Beginning in the mid-1990s there were a number of positive developments in the war on drugs. DEA agents were advising their counterparts around the world; even China and Vietnam turned to the United States for assistance. The defeat of Sendero Luminoso in Peru, combined with a disease that severely damaged the nation's coca crop, drove the drug business out of the Upper Huallaga Valley until late in 2000. The Bolivian government of Hugo Banzer adopted a policy of "zero tolerance" toward coca growing outside of government-approved areas. An uneasy peace existed between growers' unions and the government as alternative development projects failed to provide sufficient income for former coca farmers. Also at the turn of the new century, Iran was cracking down on the opium business; and aid in the form of $43 million in spring 2001 persuaded the Taliban in Afghanistan to go after the heroin trade. Following the terrorist attacks on the United States on 11 September, however, the price for heroin from Afghanistan plummeted. U.S. and international drug control officials believed that the Taliban was dumping large stockpiles of heroin to pay for weapons in the event of conflict as the United States sought to capture or kill the reputed leader of the terrorist network, Osama bin Laden, whose headquarters were located in Afghanistan.
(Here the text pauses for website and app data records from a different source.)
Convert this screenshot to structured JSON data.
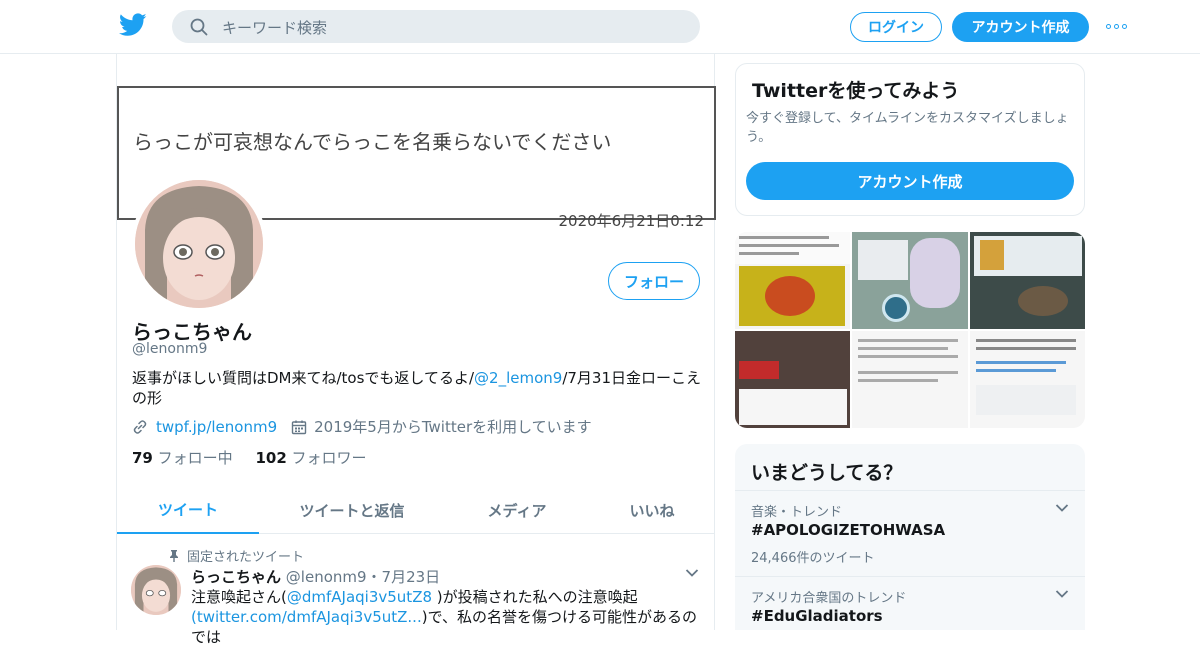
{
  "header": {
    "search_placeholder": "キーワード検索",
    "login_label": "ログイン",
    "signup_label": "アカウント作成"
  },
  "banner": {
    "text": "らっこが可哀想なんでらっこを名乗らないでください",
    "date": "2020年6月21日0:12"
  },
  "profile": {
    "follow_label": "フォロー",
    "name": "らっこちゃん",
    "handle": "@lenonm9",
    "bio_pre": "返事がほしい質問はDM来てね/tosでも返してるよ/",
    "bio_link": "@2_lemon9",
    "bio_post": "/7月31日金ローこえの形",
    "website": "twpf.jp/lenonm9",
    "joined": "2019年5月からTwitterを利用しています",
    "following_count": "79",
    "following_label": "フォロー中",
    "followers_count": "102",
    "followers_label": "フォロワー"
  },
  "tabs": [
    {
      "label": "ツイート"
    },
    {
      "label": "ツイートと返信"
    },
    {
      "label": "メディア"
    },
    {
      "label": "いいね"
    }
  ],
  "tweet": {
    "pinned_label": "固定されたツイート",
    "name": "らっこちゃん",
    "handle": "@lenonm9",
    "date": "・7月23日",
    "line1_pre": "注意喚起さん(",
    "line1_link": "@dmfAJaqi3v5utZ8",
    "line1_post": " )が投稿された私への注意喚起",
    "line2_link": "(twitter.com/dmfAJaqi3v5utZ...",
    "line2_post": ")で、私の名誉を傷つける可能性があるのでは"
  },
  "sidebar": {
    "try_title": "Twitterを使ってみよう",
    "try_desc": "今すぐ登録して、タイムラインをカスタマイズしましょう。",
    "try_button": "アカウント作成",
    "trends_title": "いまどうしてる？",
    "trends": [
      {
        "category": "音楽・トレンド",
        "title": "#APOLOGIZETOHWASA",
        "count": "24,466件のツイート"
      },
      {
        "category": "アメリカ合衆国のトレンド",
        "title": "#EduGladiators",
        "count": ""
      }
    ]
  },
  "colors": {
    "accent": "#1da1f2",
    "link": "#1b95e0",
    "muted": "#657786"
  }
}
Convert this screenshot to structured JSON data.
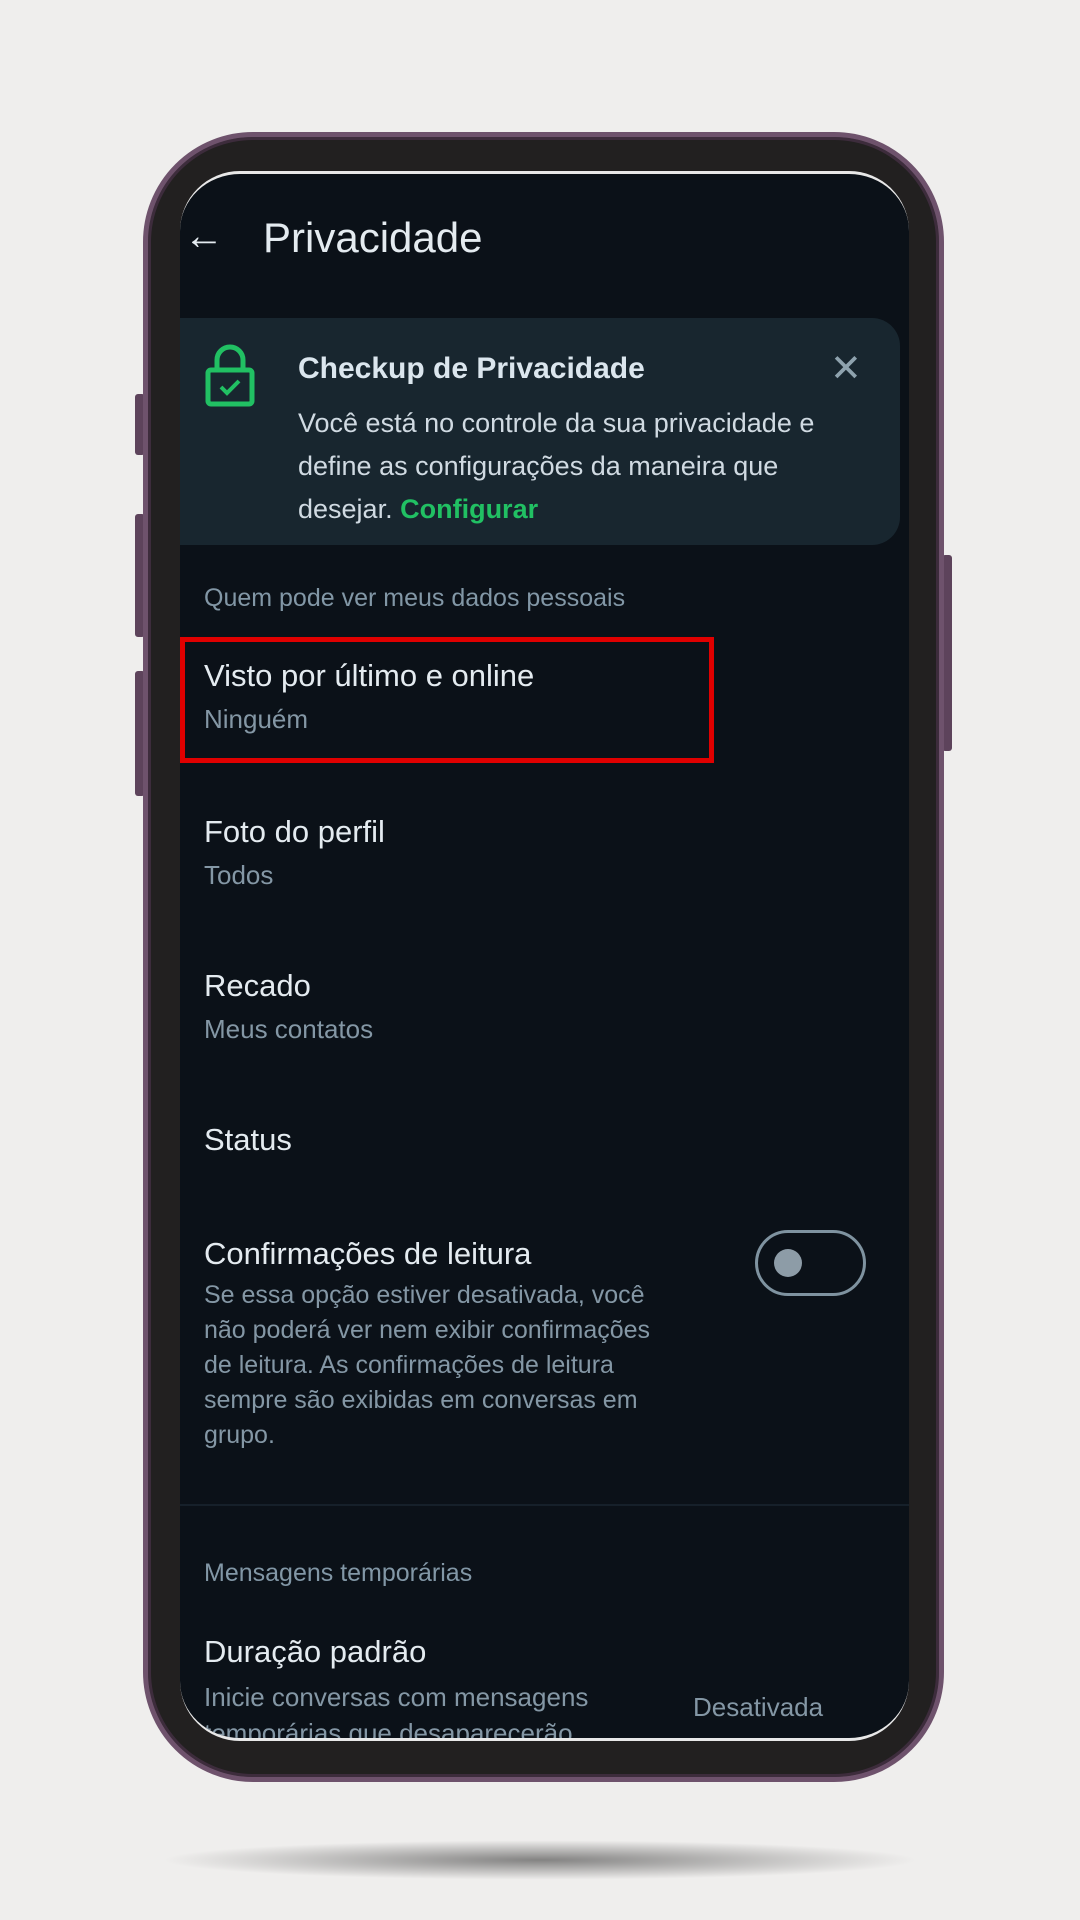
{
  "header": {
    "title": "Privacidade",
    "back_icon": "arrow-left-icon"
  },
  "checkup_card": {
    "title": "Checkup de Privacidade",
    "body": "Você está no controle da sua privacidade e define as configurações da maneira que desejar.",
    "link": "Configurar",
    "icon": "lock-check-icon",
    "close_icon": "close-icon",
    "link_color": "#21c063"
  },
  "section_personal": "Quem pode ver meus dados pessoais",
  "items": [
    {
      "title": "Visto por último e online",
      "value": "Ninguém",
      "highlighted": true
    },
    {
      "title": "Foto do perfil",
      "value": "Todos"
    },
    {
      "title": "Recado",
      "value": "Meus contatos"
    },
    {
      "title": "Status"
    }
  ],
  "read_receipts": {
    "title": "Confirmações de leitura",
    "description": "Se essa opção estiver desativada, você não poderá ver nem exibir confirmações de leitura. As confirmações de leitura sempre são exibidas em conversas em grupo.",
    "enabled": false
  },
  "section_temp": "Mensagens temporárias",
  "default_duration": {
    "title": "Duração padrão",
    "description": "Inicie conversas com mensagens temporárias que desaparecerão",
    "value": "Desativada"
  },
  "highlight_color": "#e00000"
}
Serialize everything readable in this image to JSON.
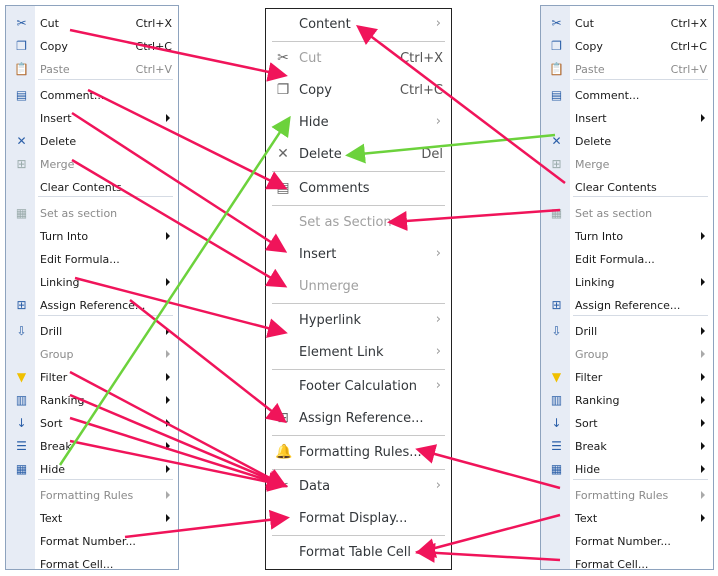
{
  "old_menu": {
    "items": [
      {
        "label": "Cut",
        "shortcut": "Ctrl+X",
        "icon": "scissors-icon"
      },
      {
        "label": "Copy",
        "shortcut": "Ctrl+C",
        "icon": "copy-icon"
      },
      {
        "label": "Paste",
        "shortcut": "Ctrl+V",
        "icon": "paste-icon",
        "disabled": true
      },
      {
        "label": "Comment...",
        "icon": "comment-icon"
      },
      {
        "label": "Insert",
        "submenu": true
      },
      {
        "label": "Delete",
        "icon": "delete-x-icon"
      },
      {
        "label": "Merge",
        "icon": "merge-icon",
        "disabled": true
      },
      {
        "label": "Clear Contents"
      },
      {
        "label": "Set as section",
        "icon": "section-icon",
        "disabled": true
      },
      {
        "label": "Turn Into",
        "submenu": true
      },
      {
        "label": "Edit Formula..."
      },
      {
        "label": "Linking",
        "submenu": true
      },
      {
        "label": "Assign Reference...",
        "icon": "assign-reference-icon"
      },
      {
        "label": "Drill",
        "icon": "drill-icon",
        "submenu": true
      },
      {
        "label": "Group",
        "submenu": true,
        "disabled": true
      },
      {
        "label": "Filter",
        "icon": "filter-icon",
        "submenu": true
      },
      {
        "label": "Ranking",
        "icon": "ranking-icon",
        "submenu": true
      },
      {
        "label": "Sort",
        "icon": "sort-az-icon",
        "submenu": true
      },
      {
        "label": "Break",
        "icon": "break-icon",
        "submenu": true
      },
      {
        "label": "Hide",
        "icon": "hide-columns-icon",
        "submenu": true
      },
      {
        "label": "Formatting Rules",
        "submenu": true,
        "disabled": true
      },
      {
        "label": "Text",
        "submenu": true
      },
      {
        "label": "Format Number..."
      },
      {
        "label": "Format Cell..."
      }
    ]
  },
  "new_menu": {
    "items": [
      {
        "label": "Content",
        "submenu": true
      },
      {
        "label": "Cut",
        "shortcut": "Ctrl+X",
        "icon": "scissors-icon",
        "disabled": true
      },
      {
        "label": "Copy",
        "shortcut": "Ctrl+C",
        "icon": "copy-icon"
      },
      {
        "label": "Hide",
        "submenu": true
      },
      {
        "label": "Delete",
        "shortcut": "Del",
        "icon": "delete-x-icon"
      },
      {
        "label": "Comments",
        "icon": "comment-icon"
      },
      {
        "label": "Set as Section",
        "disabled": true
      },
      {
        "label": "Insert",
        "submenu": true
      },
      {
        "label": "Unmerge",
        "disabled": true
      },
      {
        "label": "Hyperlink",
        "submenu": true
      },
      {
        "label": "Element Link",
        "submenu": true
      },
      {
        "label": "Footer Calculation",
        "submenu": true
      },
      {
        "label": "Assign Reference...",
        "icon": "assign-reference-icon"
      },
      {
        "label": "Formatting Rules...",
        "icon": "bell-icon"
      },
      {
        "label": "Data",
        "icon": "data-tools-icon",
        "submenu": true
      },
      {
        "label": "Format Display..."
      },
      {
        "label": "Format Table Cell"
      }
    ]
  },
  "colors": {
    "mapping_arrow": "#f0145a",
    "delete_hide_arrow": "#6cd23c"
  }
}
Serious challenges nevertheless remained for U.S. drug control officials, especially in the Caribbean and Mexico. Mexican authorities at all levels remained susceptible to bribery and threats from that nation's major drug organizations even as cartel leaders were arrested and faced the prospect of extradition to the United States to face trial for their activities. During a visit to Washington in late summer 2001 President Vicente Fox pledged to cooperate closely with the administration of George W. Bush on common problems related to drugs. Whether that effort would be enough to lessen the expanding role of the drug business in Mexican politics, particularly at the state level, remained to be seen.
Illicit drugs from Latin America that were not transported to the United States from Mexico often came through Caribbean nations where authorities were unable, and in some instances unwilling, to handle a problem as complex as the one posed by drugs. The result was a greater presence of U.S. law enforcement personnel as advisers. Even Cuba began to share information with Washington about drug trafficking. Nothing happened in either Mexico or the Caribbean to suggest that drug control would soon disappear as a major foreign policy issue in the region.
However serious a challenge drugs posed to governance elsewhere, that threat paled in comparison to drug-related problems in Colombia. By 2002 foreign assistance to Colombia as part of Plan Colombia, a multiyear effort by the government of President Andres Pastrana to wipe out the drug business and defeat his nation's guerrilla insurgencies, made Colombia the third-largest recipient of U.S. foreign aid behind Israel and Egypt. Indications of progress by Bogotá against drugs in the early and mid-1990s proved illusory. Neither the destruction of the Medellín and Cali cartels nor the death or incarceration or extradition to the United States of cartel leaders slowed the traffic in cocaine and crack, heroin, and (to a lesser extent) marijuana out of Colombia. Indeed, antidrug assistance served to embroil the United States more deeply than anticipated in the Colombian crisis. The government in Bogotá controlled barely 60 percent of the national territory. How U.S. aid could affect that perilous situation remained anyone's guess. The leftist insurgency had begun in the mid-1960s and showed little sign of abating, all the more so because rebel forces increasingly relied upon income from drugs to fund their activities. Negotiations between the government and rebels had created a safe zone, dubbed "Narcolandia." Should a settlement eventuate, there was no way of predicting its durability.
What had begun a hundred years earlier as an effort by the United States to promote social reform abroad was closely linked in the twenty-first century with matters of governance and national identity. Foreign lands continued to supply the United States with illicit substances; in so doing they met rather than created a demand for drugs, though U.S. leaders did not publicly admit that reality until the early 1990s. The more that supplier and transit nations accepted U.S. antidrug strategy, and declared drugs to constitute a security threat, the more difficult for them became the process of governing. Attention to demand alone, long advocated by some producer states, could not overcome the multifaceted problems posed by drugs. For better or worse drug control had become an important, sometimes crucial, facet of American foreign policy.